Material for the task START

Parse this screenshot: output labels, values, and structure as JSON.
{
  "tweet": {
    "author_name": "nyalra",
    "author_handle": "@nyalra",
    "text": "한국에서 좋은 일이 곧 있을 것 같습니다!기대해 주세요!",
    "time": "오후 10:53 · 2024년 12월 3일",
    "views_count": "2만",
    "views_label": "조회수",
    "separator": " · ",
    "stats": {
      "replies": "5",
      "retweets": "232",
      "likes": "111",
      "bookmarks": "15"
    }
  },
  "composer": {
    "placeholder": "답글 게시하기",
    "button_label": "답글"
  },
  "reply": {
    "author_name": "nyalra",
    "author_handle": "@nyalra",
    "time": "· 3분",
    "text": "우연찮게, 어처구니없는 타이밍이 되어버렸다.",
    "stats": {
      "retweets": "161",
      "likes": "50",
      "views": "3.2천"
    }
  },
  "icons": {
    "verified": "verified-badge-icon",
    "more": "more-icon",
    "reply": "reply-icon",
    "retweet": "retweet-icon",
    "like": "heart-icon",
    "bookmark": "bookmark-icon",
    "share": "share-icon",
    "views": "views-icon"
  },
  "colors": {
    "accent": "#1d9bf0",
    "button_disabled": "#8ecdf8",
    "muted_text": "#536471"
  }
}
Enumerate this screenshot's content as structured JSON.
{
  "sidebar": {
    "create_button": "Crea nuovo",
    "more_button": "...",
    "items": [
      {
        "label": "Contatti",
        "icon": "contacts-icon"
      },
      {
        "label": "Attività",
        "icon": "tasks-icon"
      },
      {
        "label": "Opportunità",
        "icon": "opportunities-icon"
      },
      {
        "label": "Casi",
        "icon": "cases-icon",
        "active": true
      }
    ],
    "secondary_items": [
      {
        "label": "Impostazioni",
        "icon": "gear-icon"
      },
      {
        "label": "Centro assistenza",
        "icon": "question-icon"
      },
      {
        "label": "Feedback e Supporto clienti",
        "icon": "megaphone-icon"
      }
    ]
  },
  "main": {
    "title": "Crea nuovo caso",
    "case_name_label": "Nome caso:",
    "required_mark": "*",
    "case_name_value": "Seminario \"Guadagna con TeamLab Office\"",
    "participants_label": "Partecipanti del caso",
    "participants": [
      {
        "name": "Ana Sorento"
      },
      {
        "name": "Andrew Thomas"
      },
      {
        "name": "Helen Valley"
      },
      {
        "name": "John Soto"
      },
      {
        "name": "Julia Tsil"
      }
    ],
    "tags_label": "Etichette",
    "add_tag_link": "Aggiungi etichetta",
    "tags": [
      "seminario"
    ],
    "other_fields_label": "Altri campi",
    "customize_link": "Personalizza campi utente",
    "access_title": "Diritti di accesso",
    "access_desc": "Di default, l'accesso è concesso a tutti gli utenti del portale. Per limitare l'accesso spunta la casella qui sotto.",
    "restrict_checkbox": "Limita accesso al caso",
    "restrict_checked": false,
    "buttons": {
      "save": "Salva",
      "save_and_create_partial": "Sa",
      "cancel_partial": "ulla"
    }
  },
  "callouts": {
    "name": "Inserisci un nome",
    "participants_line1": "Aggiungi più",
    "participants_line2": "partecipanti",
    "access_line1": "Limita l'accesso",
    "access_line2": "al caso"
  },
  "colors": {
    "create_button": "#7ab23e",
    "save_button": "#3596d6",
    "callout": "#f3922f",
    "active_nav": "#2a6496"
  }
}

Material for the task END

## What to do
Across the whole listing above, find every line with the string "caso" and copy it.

## Final answer
    "title": "Crea nuovo caso",
    "case_name_label": "Nome caso:",
    "participants_label": "Partecipanti del caso",
    "restrict_checkbox": "Limita accesso al caso",
    "access_line2": "al caso"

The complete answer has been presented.